(Entries from a dataset of interfaces)
==========

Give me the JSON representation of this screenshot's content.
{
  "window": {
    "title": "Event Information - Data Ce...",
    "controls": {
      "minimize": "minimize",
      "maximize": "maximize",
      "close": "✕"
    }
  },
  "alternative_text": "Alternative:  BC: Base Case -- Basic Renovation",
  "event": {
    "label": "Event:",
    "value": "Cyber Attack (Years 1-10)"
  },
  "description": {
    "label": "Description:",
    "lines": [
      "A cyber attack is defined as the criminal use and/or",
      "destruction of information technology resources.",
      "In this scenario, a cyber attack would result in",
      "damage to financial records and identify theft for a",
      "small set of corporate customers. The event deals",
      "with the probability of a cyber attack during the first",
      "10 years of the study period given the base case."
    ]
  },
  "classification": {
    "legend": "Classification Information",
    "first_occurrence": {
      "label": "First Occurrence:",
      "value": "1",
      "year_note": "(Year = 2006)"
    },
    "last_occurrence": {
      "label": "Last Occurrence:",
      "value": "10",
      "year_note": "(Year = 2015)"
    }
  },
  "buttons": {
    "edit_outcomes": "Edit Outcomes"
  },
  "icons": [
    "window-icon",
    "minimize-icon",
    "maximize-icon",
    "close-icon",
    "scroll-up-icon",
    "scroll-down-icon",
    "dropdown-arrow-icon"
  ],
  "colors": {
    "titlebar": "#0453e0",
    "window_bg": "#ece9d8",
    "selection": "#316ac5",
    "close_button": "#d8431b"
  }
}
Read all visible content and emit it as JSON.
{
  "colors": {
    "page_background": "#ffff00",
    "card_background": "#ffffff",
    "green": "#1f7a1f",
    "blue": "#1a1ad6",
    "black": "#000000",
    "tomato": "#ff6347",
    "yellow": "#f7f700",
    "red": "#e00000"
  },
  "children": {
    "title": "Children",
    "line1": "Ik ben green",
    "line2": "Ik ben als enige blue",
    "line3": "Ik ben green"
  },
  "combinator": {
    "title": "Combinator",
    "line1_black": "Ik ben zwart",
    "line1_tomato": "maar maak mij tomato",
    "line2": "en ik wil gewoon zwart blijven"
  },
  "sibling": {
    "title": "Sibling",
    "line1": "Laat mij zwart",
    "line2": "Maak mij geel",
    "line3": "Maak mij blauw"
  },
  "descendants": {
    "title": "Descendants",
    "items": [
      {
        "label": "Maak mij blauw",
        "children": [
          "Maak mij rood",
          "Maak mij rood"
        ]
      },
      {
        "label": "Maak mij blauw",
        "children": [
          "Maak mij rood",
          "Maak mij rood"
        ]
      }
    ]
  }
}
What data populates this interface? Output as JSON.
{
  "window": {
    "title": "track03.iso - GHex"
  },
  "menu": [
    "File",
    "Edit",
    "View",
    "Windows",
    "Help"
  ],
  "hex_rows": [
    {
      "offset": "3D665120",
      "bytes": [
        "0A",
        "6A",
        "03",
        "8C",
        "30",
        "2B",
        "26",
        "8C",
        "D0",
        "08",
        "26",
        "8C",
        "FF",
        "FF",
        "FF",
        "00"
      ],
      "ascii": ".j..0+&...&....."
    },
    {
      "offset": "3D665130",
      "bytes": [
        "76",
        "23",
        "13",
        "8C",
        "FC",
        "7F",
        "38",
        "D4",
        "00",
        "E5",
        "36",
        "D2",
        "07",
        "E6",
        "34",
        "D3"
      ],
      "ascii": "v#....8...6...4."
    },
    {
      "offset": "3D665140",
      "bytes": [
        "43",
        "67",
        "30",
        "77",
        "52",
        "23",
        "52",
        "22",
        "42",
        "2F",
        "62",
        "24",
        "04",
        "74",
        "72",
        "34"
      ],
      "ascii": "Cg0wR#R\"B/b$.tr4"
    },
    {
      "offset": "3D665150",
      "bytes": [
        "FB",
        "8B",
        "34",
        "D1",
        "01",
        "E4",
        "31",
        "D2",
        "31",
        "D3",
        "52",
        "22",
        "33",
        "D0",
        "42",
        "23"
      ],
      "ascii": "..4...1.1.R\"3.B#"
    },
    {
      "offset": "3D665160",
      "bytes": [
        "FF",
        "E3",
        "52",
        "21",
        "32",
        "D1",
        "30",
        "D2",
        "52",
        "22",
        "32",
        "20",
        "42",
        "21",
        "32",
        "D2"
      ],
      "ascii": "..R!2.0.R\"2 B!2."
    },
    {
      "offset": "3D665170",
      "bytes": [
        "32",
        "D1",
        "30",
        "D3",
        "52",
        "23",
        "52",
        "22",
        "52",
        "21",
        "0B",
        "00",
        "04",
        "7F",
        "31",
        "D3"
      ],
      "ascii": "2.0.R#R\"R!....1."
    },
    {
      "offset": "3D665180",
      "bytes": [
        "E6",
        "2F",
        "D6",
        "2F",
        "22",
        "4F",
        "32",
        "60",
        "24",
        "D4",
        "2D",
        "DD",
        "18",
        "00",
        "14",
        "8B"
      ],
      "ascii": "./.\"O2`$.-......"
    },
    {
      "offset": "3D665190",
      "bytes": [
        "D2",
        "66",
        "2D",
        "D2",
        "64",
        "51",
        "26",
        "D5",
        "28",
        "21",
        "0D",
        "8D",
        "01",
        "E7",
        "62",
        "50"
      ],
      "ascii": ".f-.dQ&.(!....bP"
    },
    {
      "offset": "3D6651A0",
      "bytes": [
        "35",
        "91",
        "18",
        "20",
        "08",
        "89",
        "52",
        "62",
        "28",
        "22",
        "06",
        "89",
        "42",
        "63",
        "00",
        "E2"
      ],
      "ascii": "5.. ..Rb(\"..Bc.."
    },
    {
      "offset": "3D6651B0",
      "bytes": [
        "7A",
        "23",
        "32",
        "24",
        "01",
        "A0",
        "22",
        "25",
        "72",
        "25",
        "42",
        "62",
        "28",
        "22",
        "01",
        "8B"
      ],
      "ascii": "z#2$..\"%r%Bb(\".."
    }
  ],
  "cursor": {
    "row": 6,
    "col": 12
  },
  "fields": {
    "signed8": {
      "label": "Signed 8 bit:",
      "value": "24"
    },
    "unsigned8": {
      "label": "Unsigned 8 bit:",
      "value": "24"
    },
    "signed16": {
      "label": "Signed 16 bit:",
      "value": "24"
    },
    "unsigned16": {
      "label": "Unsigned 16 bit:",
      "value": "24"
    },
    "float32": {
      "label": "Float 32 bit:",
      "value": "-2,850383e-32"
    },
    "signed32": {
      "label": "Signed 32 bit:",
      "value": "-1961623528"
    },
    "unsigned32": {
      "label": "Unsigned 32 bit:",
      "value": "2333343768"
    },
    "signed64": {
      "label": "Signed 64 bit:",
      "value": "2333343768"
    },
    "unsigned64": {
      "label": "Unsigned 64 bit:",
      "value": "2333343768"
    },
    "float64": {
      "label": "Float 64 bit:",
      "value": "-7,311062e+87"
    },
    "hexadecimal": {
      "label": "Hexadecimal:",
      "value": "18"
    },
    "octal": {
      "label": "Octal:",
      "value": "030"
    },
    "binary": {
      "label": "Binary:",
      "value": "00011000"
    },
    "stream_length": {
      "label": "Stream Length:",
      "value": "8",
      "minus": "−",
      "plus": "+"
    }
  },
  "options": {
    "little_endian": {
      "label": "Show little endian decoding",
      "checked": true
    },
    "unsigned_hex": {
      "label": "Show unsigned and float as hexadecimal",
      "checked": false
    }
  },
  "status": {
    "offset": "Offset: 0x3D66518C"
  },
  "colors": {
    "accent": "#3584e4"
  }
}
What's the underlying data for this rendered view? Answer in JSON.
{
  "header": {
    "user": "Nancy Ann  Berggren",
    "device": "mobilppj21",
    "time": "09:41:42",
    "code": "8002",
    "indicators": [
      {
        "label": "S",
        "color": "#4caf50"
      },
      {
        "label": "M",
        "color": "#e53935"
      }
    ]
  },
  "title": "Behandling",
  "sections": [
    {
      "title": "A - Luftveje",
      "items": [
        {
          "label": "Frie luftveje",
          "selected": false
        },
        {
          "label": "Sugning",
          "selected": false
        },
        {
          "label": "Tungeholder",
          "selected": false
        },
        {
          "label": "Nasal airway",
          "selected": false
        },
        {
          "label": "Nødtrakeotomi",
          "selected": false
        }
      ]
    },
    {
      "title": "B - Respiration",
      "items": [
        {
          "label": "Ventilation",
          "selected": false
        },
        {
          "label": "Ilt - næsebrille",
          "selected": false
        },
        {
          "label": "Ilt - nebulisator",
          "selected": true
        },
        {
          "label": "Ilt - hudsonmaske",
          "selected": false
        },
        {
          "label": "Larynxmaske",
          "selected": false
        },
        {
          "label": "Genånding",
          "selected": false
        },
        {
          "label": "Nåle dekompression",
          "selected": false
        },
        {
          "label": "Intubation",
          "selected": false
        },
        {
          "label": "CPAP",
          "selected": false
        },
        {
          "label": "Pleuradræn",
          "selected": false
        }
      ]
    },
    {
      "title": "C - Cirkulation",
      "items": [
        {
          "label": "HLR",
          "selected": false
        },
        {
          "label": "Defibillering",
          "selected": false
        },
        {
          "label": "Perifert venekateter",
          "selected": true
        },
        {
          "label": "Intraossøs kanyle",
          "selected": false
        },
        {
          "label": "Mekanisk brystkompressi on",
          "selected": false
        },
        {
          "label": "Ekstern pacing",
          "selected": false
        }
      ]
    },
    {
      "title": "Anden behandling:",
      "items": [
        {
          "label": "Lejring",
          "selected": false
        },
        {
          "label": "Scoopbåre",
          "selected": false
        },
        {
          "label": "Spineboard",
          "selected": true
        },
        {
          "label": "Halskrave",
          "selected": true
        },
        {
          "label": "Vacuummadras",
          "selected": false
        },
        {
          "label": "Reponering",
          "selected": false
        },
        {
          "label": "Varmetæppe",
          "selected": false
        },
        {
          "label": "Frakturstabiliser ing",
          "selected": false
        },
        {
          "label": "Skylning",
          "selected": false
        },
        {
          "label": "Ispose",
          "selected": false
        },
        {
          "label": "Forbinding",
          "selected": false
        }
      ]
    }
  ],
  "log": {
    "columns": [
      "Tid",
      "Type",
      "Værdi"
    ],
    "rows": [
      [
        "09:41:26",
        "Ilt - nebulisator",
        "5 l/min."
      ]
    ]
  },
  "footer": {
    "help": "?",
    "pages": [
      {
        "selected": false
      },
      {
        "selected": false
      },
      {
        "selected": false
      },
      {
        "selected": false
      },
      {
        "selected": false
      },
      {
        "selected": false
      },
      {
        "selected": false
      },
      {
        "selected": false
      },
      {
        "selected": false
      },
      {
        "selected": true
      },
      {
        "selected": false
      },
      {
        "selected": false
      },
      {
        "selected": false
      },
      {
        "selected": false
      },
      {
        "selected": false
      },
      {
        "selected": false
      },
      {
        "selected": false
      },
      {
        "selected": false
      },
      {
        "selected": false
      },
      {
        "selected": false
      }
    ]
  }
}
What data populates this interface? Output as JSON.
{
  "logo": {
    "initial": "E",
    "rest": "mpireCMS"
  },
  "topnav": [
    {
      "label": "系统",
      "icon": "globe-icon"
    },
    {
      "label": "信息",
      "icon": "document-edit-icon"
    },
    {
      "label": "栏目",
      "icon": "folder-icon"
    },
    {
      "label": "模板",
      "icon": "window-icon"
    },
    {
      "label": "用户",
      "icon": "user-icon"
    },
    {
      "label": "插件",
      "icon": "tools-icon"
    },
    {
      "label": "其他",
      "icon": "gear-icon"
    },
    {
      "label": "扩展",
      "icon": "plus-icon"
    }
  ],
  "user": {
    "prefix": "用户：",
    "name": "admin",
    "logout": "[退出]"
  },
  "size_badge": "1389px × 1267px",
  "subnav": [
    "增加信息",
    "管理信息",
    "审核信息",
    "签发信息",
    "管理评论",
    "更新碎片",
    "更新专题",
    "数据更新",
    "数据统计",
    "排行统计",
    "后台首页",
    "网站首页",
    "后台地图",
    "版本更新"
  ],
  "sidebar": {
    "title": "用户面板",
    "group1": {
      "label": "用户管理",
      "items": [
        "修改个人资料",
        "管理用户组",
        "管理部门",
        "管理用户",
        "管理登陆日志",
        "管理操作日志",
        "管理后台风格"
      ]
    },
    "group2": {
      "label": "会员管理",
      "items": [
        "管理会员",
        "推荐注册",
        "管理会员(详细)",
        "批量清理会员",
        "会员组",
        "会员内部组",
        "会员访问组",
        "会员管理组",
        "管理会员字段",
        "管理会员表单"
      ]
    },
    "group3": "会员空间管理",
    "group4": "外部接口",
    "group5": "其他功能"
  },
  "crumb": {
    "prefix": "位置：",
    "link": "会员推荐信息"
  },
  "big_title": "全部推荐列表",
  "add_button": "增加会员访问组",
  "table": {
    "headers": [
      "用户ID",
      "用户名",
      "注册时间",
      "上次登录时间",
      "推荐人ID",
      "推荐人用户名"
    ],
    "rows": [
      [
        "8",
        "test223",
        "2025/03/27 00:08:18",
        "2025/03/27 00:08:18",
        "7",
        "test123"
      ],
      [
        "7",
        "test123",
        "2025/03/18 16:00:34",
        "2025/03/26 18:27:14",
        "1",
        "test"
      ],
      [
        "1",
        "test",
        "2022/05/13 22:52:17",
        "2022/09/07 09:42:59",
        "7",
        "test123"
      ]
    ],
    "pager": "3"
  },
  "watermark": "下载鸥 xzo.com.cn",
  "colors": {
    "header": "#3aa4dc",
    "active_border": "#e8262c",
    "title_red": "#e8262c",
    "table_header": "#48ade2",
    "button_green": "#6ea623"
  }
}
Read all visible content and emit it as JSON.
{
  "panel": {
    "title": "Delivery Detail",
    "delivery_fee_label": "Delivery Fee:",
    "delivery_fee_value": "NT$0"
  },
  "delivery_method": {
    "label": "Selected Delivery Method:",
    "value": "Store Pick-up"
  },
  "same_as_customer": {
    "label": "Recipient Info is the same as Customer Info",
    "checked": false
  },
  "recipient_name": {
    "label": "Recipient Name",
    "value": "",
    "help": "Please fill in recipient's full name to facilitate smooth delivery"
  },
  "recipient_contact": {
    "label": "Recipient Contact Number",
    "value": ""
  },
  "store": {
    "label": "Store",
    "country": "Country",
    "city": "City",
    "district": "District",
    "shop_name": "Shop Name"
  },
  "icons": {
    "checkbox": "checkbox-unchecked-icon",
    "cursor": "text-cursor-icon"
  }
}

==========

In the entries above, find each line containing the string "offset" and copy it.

      "offset": "3D665120",
      "offset": "3D665130",
      "offset": "3D665140",
      "offset": "3D665150",
      "offset": "3D665160",
      "offset": "3D665170",
      "offset": "3D665180",
      "offset": "3D665190",
      "offset": "3D6651A0",
      "offset": "3D6651B0",
    "offset": "Offset: 0x3D66518C"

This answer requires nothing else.